How Germans say "garbage"

Strictly speaking, the English word “garbage” refers to spoiled food or other kitchen refuse, whereas “trash” refers to any worthless or discarded materials. “Rubbish” is a word mainly used in British English to refer to something without value. In common usage, the terms are often used interchangeably.

Similarly, the German words “Müll” (m.) and “Abfall” (m.) are often used interchangeably, but, strictly speaking “Abfall” (literally “fall-off”) implies that the items are not necessarily without value. In other words, they could be re-used or converted into something else.

A “trash can” or “rubbish bin” is usually “Mülleimer” (m.) or “Abfalleimer” or, for the big one outside, “Mülltonne” (f.). A “wastepaper basket” is “Papierkorb” (m.).

“Garbage collection” or “garbage disposal” is “Müllabfuhr” (f.) in German, a “garbage truck” is “Müllwagen” (m.), the “garbage dump” or “rubbish dump” is “Müllabladeplatz” (m.) or “Müllhalde” (f.). A “garbage man” is “Müllmann” (m.). A “rubbish sack” or “trash bag” is “Müllsack” (m.).

Among many others, the word “Müll” can also be used when what someone is saying is nonsense (“rubbish”), although “Quatsch” (m.) is a bit more common in this case.

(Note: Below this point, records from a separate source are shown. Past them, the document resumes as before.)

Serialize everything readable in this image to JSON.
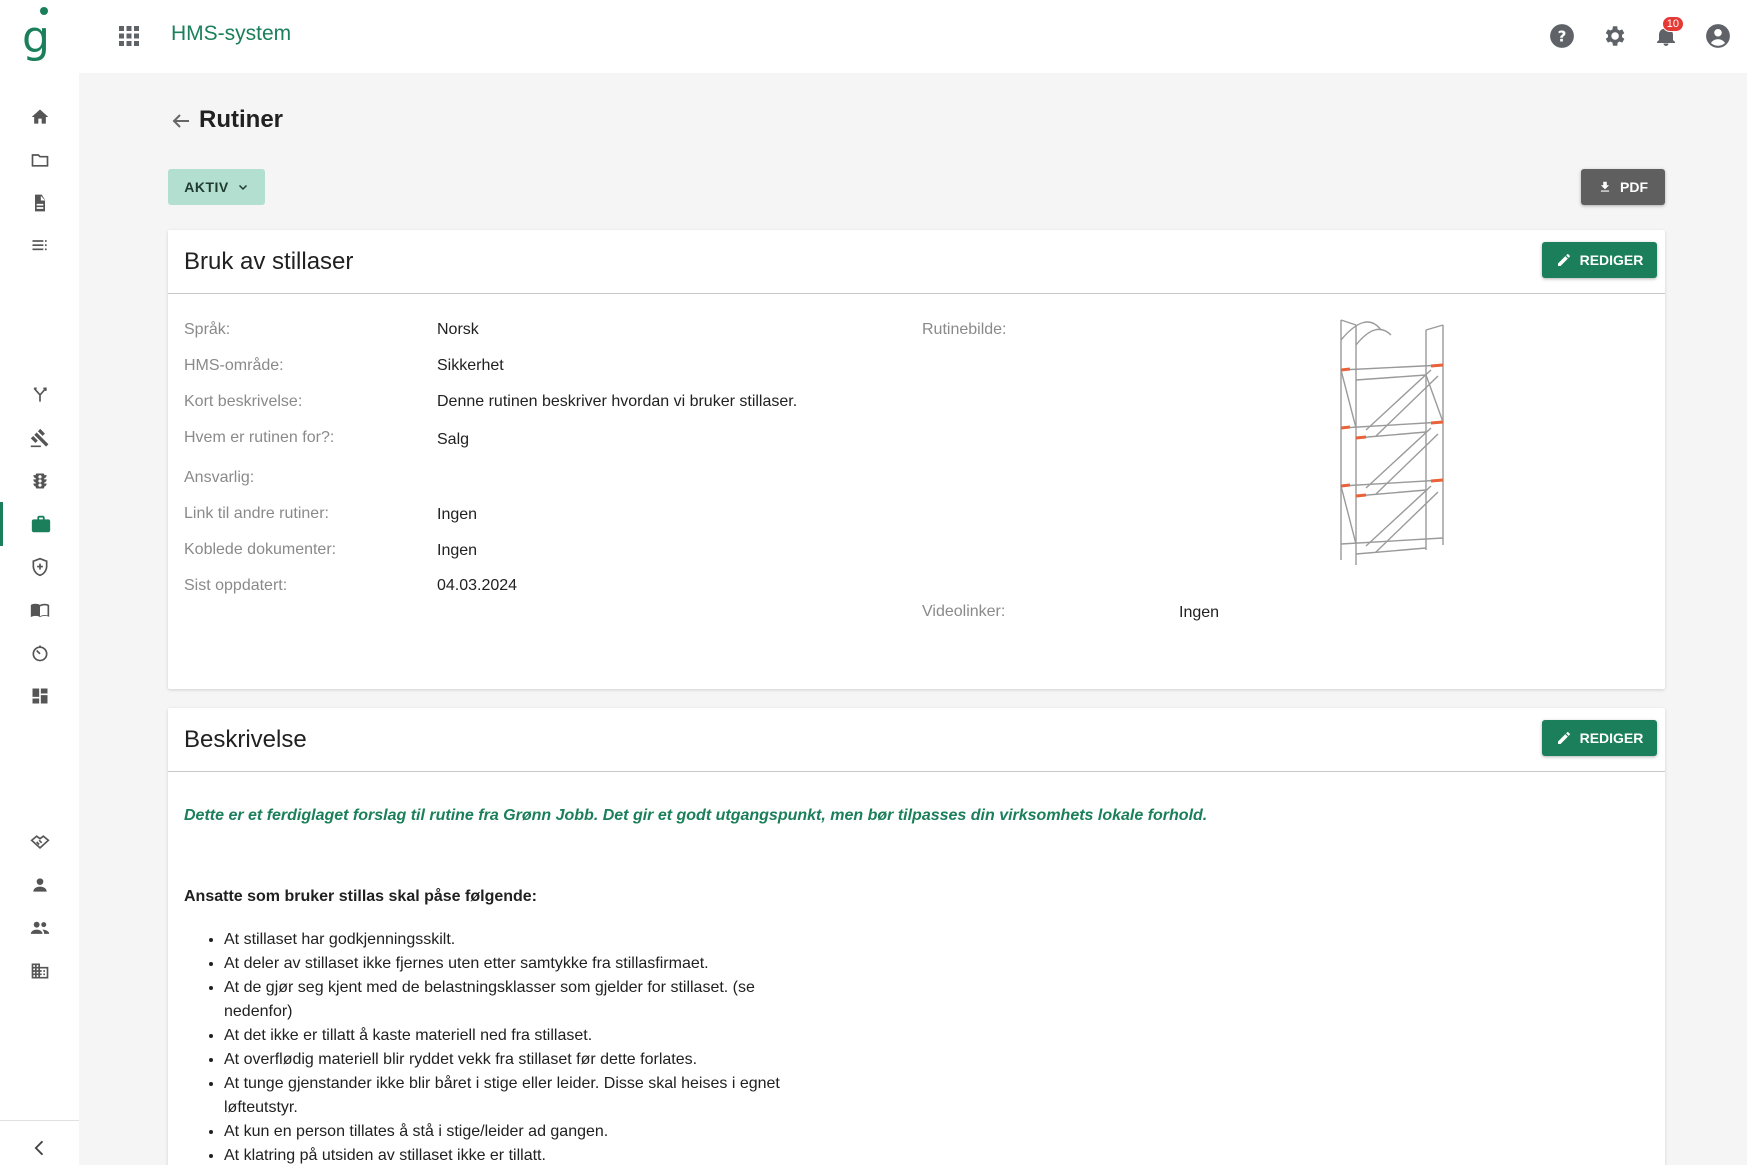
{
  "header": {
    "logo_letter": "g",
    "app_title": "HMS-system",
    "notification_count": "10",
    "icons": [
      "apps-icon",
      "help-icon",
      "settings-icon",
      "bell-icon",
      "account-icon"
    ]
  },
  "sidebar": {
    "items": [
      "home-icon",
      "folder-icon",
      "document-icon",
      "list-icon",
      "fork-icon",
      "gavel-icon",
      "traffic-light-icon",
      "briefcase-icon",
      "health-shield-icon",
      "book-icon",
      "timer-icon",
      "dashboard-icon",
      "handshake-icon",
      "person-icon",
      "people-icon",
      "building-icon",
      "collapse-icon"
    ],
    "active": "briefcase-icon"
  },
  "page": {
    "title": "Rutiner",
    "status_label": "AKTIV",
    "pdf_label": "PDF"
  },
  "details_card": {
    "title": "Bruk av stillaser",
    "edit_label": "REDIGER",
    "fields": [
      {
        "label": "Språk:",
        "value": "Norsk"
      },
      {
        "label": "HMS-område:",
        "value": "Sikkerhet"
      },
      {
        "label": "Kort beskrivelse:",
        "value": "Denne rutinen beskriver hvordan vi bruker stillaser."
      },
      {
        "label": "Hvem er rutinen for?:",
        "value": "Salg"
      },
      {
        "label": "Ansvarlig:",
        "value": ""
      },
      {
        "label": "Link til andre rutiner:",
        "value": "Ingen"
      },
      {
        "label": "Koblede dokumenter:",
        "value": "Ingen"
      },
      {
        "label": "Sist oppdatert:",
        "value": "04.03.2024"
      }
    ],
    "image_label": "Rutinebilde:",
    "video_label": "Videolinker:",
    "video_value": "Ingen"
  },
  "description_card": {
    "title": "Beskrivelse",
    "edit_label": "REDIGER",
    "intro": "Dette er et ferdiglaget forslag til rutine fra Grønn Jobb. Det gir et godt utgangspunkt, men bør tilpasses din virksomhets lokale forhold.",
    "sub_heading": "Ansatte som bruker stillas skal påse følgende:",
    "bullets": [
      "At stillaset har godkjenningsskilt.",
      "At deler av stillaset ikke fjernes uten etter samtykke fra stillasfirmaet.",
      "At de gjør seg kjent med de belastningsklasser som gjelder for stillaset. (se nedenfor)",
      "At det ikke er tillatt å kaste materiell ned fra stillaset.",
      "At overflødig materiell blir ryddet vekk fra stillaset før dette forlates.",
      "At tunge gjenstander ikke blir båret i stige eller leider. Disse skal heises i egnet løfteutstyr.",
      "At kun en person tillates å stå i stige/leider ad gangen.",
      "At klatring på utsiden av stillaset ikke er tillatt."
    ]
  },
  "colors": {
    "brand": "#1a7f5a",
    "status_bg": "#b2dfd0",
    "pdf_bg": "#5f5f5f",
    "badge": "#e53935"
  }
}
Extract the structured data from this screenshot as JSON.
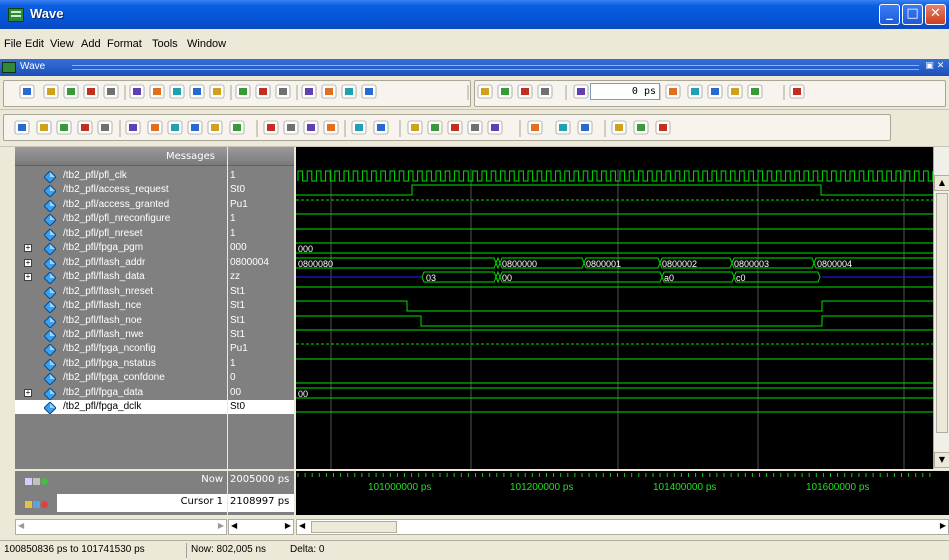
{
  "window": {
    "title": "Wave",
    "minimize": "_",
    "maximize": "□",
    "close": "✕"
  },
  "menu": [
    "File",
    "Edit",
    "View",
    "Add",
    "Format",
    "Tools",
    "Window"
  ],
  "inner_window": {
    "title": "Wave"
  },
  "toolbar": {
    "time_value": "0 ps",
    "icons_row1": [
      "new-icon",
      "open-icon",
      "save-icon",
      "reload-icon",
      "print-icon",
      "cut-icon",
      "copy-icon",
      "paste-icon",
      "undo-icon",
      "redo-icon",
      "find-icon",
      "zoom-group-icon",
      "tree-icon",
      "break-icon",
      "edit-icon",
      "run-icon",
      "stop-icon",
      "restart-icon",
      "up-arrow-icon",
      "back-arrow-icon",
      "forward-arrow-icon",
      "run-length-icon",
      "step-icon",
      "step-over-icon",
      "step-out-icon",
      "continue-icon",
      "break-over-icon",
      "hand-icon"
    ],
    "icons_row2": [
      "select-icon",
      "zoom-box-icon",
      "pan-icon",
      "text-icon",
      "cursor-icon",
      "edge-icon",
      "falling-edge-icon",
      "rising-edge-icon",
      "next-edge-icon",
      "prev-edge-icon",
      "find-edge-icon",
      "wave-add-icon",
      "wave-remove-icon",
      "wave-insert-icon",
      "wave-delete-icon",
      "insert-cursor-icon",
      "delete-cursor-icon",
      "zoom-in-icon",
      "zoom-out-icon",
      "zoom-full-icon",
      "zoom-cursor-icon",
      "zoom-region-icon",
      "format-literal-icon",
      "format-logic-icon",
      "format-analog-icon",
      "format-event-icon",
      "format-low-icon",
      "format-high-icon"
    ]
  },
  "messages_header": "Messages",
  "signals": [
    {
      "name": "/tb2_pfl/pfl_clk",
      "value": "1",
      "expandable": false
    },
    {
      "name": "/tb2_pfl/access_request",
      "value": "St0",
      "expandable": false
    },
    {
      "name": "/tb2_pfl/access_granted",
      "value": "Pu1",
      "expandable": false
    },
    {
      "name": "/tb2_pfl/pfl_nreconfigure",
      "value": "1",
      "expandable": false
    },
    {
      "name": "/tb2_pfl/pfl_nreset",
      "value": "1",
      "expandable": false
    },
    {
      "name": "/tb2_pfl/fpga_pgm",
      "value": "000",
      "expandable": true
    },
    {
      "name": "/tb2_pfl/flash_addr",
      "value": "0800004",
      "expandable": true
    },
    {
      "name": "/tb2_pfl/flash_data",
      "value": "zz",
      "expandable": true
    },
    {
      "name": "/tb2_pfl/flash_nreset",
      "value": "St1",
      "expandable": false
    },
    {
      "name": "/tb2_pfl/flash_nce",
      "value": "St1",
      "expandable": false
    },
    {
      "name": "/tb2_pfl/flash_noe",
      "value": "St1",
      "expandable": false
    },
    {
      "name": "/tb2_pfl/flash_nwe",
      "value": "St1",
      "expandable": false
    },
    {
      "name": "/tb2_pfl/fpga_nconfig",
      "value": "Pu1",
      "expandable": false
    },
    {
      "name": "/tb2_pfl/fpga_nstatus",
      "value": "1",
      "expandable": false
    },
    {
      "name": "/tb2_pfl/fpga_confdone",
      "value": "0",
      "expandable": false
    },
    {
      "name": "/tb2_pfl/fpga_data",
      "value": "00",
      "expandable": true
    },
    {
      "name": "/tb2_pfl/fpga_dclk",
      "value": "St0",
      "expandable": false,
      "selected": true
    }
  ],
  "wave_labels": {
    "fpga_pgm": "000",
    "flash_addr": [
      "0800080",
      "0800000",
      "0800001",
      "0800002",
      "0800003",
      "0800004"
    ],
    "flash_data": [
      "03",
      "00",
      "a0",
      "c0"
    ],
    "fpga_data": "00"
  },
  "now": {
    "label": "Now",
    "value": "2005000 ps"
  },
  "cursor": {
    "label": "Cursor 1",
    "value": "2108997 ps"
  },
  "timeline": [
    "101000000 ps",
    "101200000 ps",
    "101400000 ps",
    "101600000 ps"
  ],
  "status": {
    "range": "100850836 ps to 101741530 ps",
    "now": "Now: 802,005 ns",
    "delta": "Delta: 0"
  },
  "colors": {
    "wave": "#00e000",
    "background": "#000000",
    "bus_z": "#2020ff",
    "pane": "#808080"
  }
}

Listen up, lurkers!

We filmed an entire beginner German course!

More cool stuff from Expath

The best ways to remember gender in German

How's your German? Take our free online test!

How to get a handle on childcare in Berlin

Join us for small online German classes for English speakers

How to go about finding a flat in Berlin and Germany

All the different ways to say you're exhausted in German

Want to work as a freelancer in Germany but need more info?

Want to live and work in Germany but not sure how to do it?

How to obtain an artist visa for Berlin

How do English speakers find jobs in Germany?

All of Expath's German "words of the day"

How to tell time in German